ASSIGNED TASK — Copy the entries below in full, keeping them exactly as they are.

[[ DATA, beginning ]]

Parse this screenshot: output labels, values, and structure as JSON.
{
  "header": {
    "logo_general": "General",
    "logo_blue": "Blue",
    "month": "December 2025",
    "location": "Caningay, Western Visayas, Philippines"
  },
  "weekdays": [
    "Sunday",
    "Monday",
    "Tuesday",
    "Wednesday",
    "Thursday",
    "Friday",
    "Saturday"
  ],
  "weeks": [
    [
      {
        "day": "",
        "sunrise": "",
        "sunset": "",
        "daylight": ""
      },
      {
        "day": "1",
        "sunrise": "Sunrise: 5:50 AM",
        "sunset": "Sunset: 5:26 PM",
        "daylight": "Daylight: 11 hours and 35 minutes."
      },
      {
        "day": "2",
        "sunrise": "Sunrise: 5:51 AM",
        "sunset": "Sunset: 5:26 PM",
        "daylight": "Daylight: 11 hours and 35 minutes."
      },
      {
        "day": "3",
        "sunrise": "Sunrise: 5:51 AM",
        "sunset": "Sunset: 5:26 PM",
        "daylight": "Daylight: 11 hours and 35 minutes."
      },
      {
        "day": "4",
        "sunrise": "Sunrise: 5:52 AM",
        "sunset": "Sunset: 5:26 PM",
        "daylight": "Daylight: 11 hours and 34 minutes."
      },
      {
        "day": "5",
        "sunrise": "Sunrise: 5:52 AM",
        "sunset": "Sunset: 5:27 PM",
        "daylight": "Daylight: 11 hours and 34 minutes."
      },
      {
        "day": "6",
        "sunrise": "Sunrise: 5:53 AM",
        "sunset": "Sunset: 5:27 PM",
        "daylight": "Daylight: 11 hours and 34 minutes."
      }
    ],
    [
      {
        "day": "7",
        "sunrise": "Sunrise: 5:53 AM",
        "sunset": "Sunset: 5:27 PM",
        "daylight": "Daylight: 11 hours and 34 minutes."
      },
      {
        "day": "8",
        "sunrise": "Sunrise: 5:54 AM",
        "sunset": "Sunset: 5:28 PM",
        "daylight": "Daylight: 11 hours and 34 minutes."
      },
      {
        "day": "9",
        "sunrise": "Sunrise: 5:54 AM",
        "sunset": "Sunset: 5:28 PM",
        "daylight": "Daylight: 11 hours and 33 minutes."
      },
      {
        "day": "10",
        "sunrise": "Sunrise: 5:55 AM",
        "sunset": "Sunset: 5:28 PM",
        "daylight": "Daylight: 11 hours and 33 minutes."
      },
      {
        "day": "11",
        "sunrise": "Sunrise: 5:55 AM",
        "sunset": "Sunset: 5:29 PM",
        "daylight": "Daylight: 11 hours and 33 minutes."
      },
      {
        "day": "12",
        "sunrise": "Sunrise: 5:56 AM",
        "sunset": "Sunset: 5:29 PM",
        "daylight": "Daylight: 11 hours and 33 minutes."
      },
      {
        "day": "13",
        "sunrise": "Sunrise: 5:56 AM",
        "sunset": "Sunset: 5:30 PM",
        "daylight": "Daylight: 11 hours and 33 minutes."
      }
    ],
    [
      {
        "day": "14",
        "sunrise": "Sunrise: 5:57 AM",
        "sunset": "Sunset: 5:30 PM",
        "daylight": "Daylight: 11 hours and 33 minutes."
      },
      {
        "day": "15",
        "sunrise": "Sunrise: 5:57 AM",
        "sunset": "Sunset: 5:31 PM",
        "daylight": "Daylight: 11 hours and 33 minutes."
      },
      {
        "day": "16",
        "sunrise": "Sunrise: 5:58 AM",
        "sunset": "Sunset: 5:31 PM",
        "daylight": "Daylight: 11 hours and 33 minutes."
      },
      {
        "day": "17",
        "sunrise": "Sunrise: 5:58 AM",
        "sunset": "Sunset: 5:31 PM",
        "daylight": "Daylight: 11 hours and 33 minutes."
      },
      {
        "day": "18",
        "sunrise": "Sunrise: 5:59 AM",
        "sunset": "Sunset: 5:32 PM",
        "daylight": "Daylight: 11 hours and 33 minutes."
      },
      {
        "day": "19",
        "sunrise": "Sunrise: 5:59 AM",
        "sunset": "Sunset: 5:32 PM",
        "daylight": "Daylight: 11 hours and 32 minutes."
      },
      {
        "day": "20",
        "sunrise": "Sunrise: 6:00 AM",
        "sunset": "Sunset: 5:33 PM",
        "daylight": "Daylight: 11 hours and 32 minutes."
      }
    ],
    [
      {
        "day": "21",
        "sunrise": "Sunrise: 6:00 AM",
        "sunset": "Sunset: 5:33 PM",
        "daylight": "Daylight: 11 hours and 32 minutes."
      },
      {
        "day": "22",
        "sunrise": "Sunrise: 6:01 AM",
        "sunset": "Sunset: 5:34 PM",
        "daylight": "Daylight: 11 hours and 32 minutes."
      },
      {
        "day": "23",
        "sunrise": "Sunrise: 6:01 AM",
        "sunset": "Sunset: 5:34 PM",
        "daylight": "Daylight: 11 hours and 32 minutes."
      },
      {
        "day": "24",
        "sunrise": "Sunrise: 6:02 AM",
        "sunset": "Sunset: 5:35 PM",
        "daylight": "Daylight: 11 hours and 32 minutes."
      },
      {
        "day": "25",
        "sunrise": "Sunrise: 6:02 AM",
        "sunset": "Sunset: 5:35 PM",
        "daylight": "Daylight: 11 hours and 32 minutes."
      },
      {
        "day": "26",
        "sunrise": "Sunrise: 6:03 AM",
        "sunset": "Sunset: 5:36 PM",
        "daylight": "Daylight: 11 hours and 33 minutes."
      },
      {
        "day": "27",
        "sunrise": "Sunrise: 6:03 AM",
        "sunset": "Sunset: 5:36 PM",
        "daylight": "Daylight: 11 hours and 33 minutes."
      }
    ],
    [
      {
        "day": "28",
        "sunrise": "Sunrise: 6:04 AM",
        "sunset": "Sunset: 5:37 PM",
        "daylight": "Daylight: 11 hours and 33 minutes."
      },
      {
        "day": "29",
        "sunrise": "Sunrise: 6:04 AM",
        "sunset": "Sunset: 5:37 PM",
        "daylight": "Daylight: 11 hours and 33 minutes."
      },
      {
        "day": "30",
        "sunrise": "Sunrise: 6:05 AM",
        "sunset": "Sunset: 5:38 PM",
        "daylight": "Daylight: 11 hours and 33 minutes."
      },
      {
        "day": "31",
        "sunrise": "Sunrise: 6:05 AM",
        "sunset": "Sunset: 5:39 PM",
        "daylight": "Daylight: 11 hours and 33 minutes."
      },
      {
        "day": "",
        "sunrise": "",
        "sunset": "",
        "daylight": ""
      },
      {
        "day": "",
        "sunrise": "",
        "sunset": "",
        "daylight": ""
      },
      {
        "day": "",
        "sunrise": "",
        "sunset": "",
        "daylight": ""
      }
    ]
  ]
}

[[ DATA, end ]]

EXPECTED ANSWER —
Parse this screenshot: output labels, values, and structure as JSON.
{
  "header": {
    "logo_general": "General",
    "logo_blue": "Blue",
    "month": "December 2025",
    "location": "Caningay, Western Visayas, Philippines"
  },
  "weekdays": [
    "Sunday",
    "Monday",
    "Tuesday",
    "Wednesday",
    "Thursday",
    "Friday",
    "Saturday"
  ],
  "weeks": [
    [
      {
        "day": "",
        "sunrise": "",
        "sunset": "",
        "daylight": ""
      },
      {
        "day": "1",
        "sunrise": "Sunrise: 5:50 AM",
        "sunset": "Sunset: 5:26 PM",
        "daylight": "Daylight: 11 hours and 35 minutes."
      },
      {
        "day": "2",
        "sunrise": "Sunrise: 5:51 AM",
        "sunset": "Sunset: 5:26 PM",
        "daylight": "Daylight: 11 hours and 35 minutes."
      },
      {
        "day": "3",
        "sunrise": "Sunrise: 5:51 AM",
        "sunset": "Sunset: 5:26 PM",
        "daylight": "Daylight: 11 hours and 35 minutes."
      },
      {
        "day": "4",
        "sunrise": "Sunrise: 5:52 AM",
        "sunset": "Sunset: 5:26 PM",
        "daylight": "Daylight: 11 hours and 34 minutes."
      },
      {
        "day": "5",
        "sunrise": "Sunrise: 5:52 AM",
        "sunset": "Sunset: 5:27 PM",
        "daylight": "Daylight: 11 hours and 34 minutes."
      },
      {
        "day": "6",
        "sunrise": "Sunrise: 5:53 AM",
        "sunset": "Sunset: 5:27 PM",
        "daylight": "Daylight: 11 hours and 34 minutes."
      }
    ],
    [
      {
        "day": "7",
        "sunrise": "Sunrise: 5:53 AM",
        "sunset": "Sunset: 5:27 PM",
        "daylight": "Daylight: 11 hours and 34 minutes."
      },
      {
        "day": "8",
        "sunrise": "Sunrise: 5:54 AM",
        "sunset": "Sunset: 5:28 PM",
        "daylight": "Daylight: 11 hours and 34 minutes."
      },
      {
        "day": "9",
        "sunrise": "Sunrise: 5:54 AM",
        "sunset": "Sunset: 5:28 PM",
        "daylight": "Daylight: 11 hours and 33 minutes."
      },
      {
        "day": "10",
        "sunrise": "Sunrise: 5:55 AM",
        "sunset": "Sunset: 5:28 PM",
        "daylight": "Daylight: 11 hours and 33 minutes."
      },
      {
        "day": "11",
        "sunrise": "Sunrise: 5:55 AM",
        "sunset": "Sunset: 5:29 PM",
        "daylight": "Daylight: 11 hours and 33 minutes."
      },
      {
        "day": "12",
        "sunrise": "Sunrise: 5:56 AM",
        "sunset": "Sunset: 5:29 PM",
        "daylight": "Daylight: 11 hours and 33 minutes."
      },
      {
        "day": "13",
        "sunrise": "Sunrise: 5:56 AM",
        "sunset": "Sunset: 5:30 PM",
        "daylight": "Daylight: 11 hours and 33 minutes."
      }
    ],
    [
      {
        "day": "14",
        "sunrise": "Sunrise: 5:57 AM",
        "sunset": "Sunset: 5:30 PM",
        "daylight": "Daylight: 11 hours and 33 minutes."
      },
      {
        "day": "15",
        "sunrise": "Sunrise: 5:57 AM",
        "sunset": "Sunset: 5:31 PM",
        "daylight": "Daylight: 11 hours and 33 minutes."
      },
      {
        "day": "16",
        "sunrise": "Sunrise: 5:58 AM",
        "sunset": "Sunset: 5:31 PM",
        "daylight": "Daylight: 11 hours and 33 minutes."
      },
      {
        "day": "17",
        "sunrise": "Sunrise: 5:58 AM",
        "sunset": "Sunset: 5:31 PM",
        "daylight": "Daylight: 11 hours and 33 minutes."
      },
      {
        "day": "18",
        "sunrise": "Sunrise: 5:59 AM",
        "sunset": "Sunset: 5:32 PM",
        "daylight": "Daylight: 11 hours and 33 minutes."
      },
      {
        "day": "19",
        "sunrise": "Sunrise: 5:59 AM",
        "sunset": "Sunset: 5:32 PM",
        "daylight": "Daylight: 11 hours and 32 minutes."
      },
      {
        "day": "20",
        "sunrise": "Sunrise: 6:00 AM",
        "sunset": "Sunset: 5:33 PM",
        "daylight": "Daylight: 11 hours and 32 minutes."
      }
    ],
    [
      {
        "day": "21",
        "sunrise": "Sunrise: 6:00 AM",
        "sunset": "Sunset: 5:33 PM",
        "daylight": "Daylight: 11 hours and 32 minutes."
      },
      {
        "day": "22",
        "sunrise": "Sunrise: 6:01 AM",
        "sunset": "Sunset: 5:34 PM",
        "daylight": "Daylight: 11 hours and 32 minutes."
      },
      {
        "day": "23",
        "sunrise": "Sunrise: 6:01 AM",
        "sunset": "Sunset: 5:34 PM",
        "daylight": "Daylight: 11 hours and 32 minutes."
      },
      {
        "day": "24",
        "sunrise": "Sunrise: 6:02 AM",
        "sunset": "Sunset: 5:35 PM",
        "daylight": "Daylight: 11 hours and 32 minutes."
      },
      {
        "day": "25",
        "sunrise": "Sunrise: 6:02 AM",
        "sunset": "Sunset: 5:35 PM",
        "daylight": "Daylight: 11 hours and 32 minutes."
      },
      {
        "day": "26",
        "sunrise": "Sunrise: 6:03 AM",
        "sunset": "Sunset: 5:36 PM",
        "daylight": "Daylight: 11 hours and 33 minutes."
      },
      {
        "day": "27",
        "sunrise": "Sunrise: 6:03 AM",
        "sunset": "Sunset: 5:36 PM",
        "daylight": "Daylight: 11 hours and 33 minutes."
      }
    ],
    [
      {
        "day": "28",
        "sunrise": "Sunrise: 6:04 AM",
        "sunset": "Sunset: 5:37 PM",
        "daylight": "Daylight: 11 hours and 33 minutes."
      },
      {
        "day": "29",
        "sunrise": "Sunrise: 6:04 AM",
        "sunset": "Sunset: 5:37 PM",
        "daylight": "Daylight: 11 hours and 33 minutes."
      },
      {
        "day": "30",
        "sunrise": "Sunrise: 6:05 AM",
        "sunset": "Sunset: 5:38 PM",
        "daylight": "Daylight: 11 hours and 33 minutes."
      },
      {
        "day": "31",
        "sunrise": "Sunrise: 6:05 AM",
        "sunset": "Sunset: 5:39 PM",
        "daylight": "Daylight: 11 hours and 33 minutes."
      },
      {
        "day": "",
        "sunrise": "",
        "sunset": "",
        "daylight": ""
      },
      {
        "day": "",
        "sunrise": "",
        "sunset": "",
        "daylight": ""
      },
      {
        "day": "",
        "sunrise": "",
        "sunset": "",
        "daylight": ""
      }
    ]
  ]
}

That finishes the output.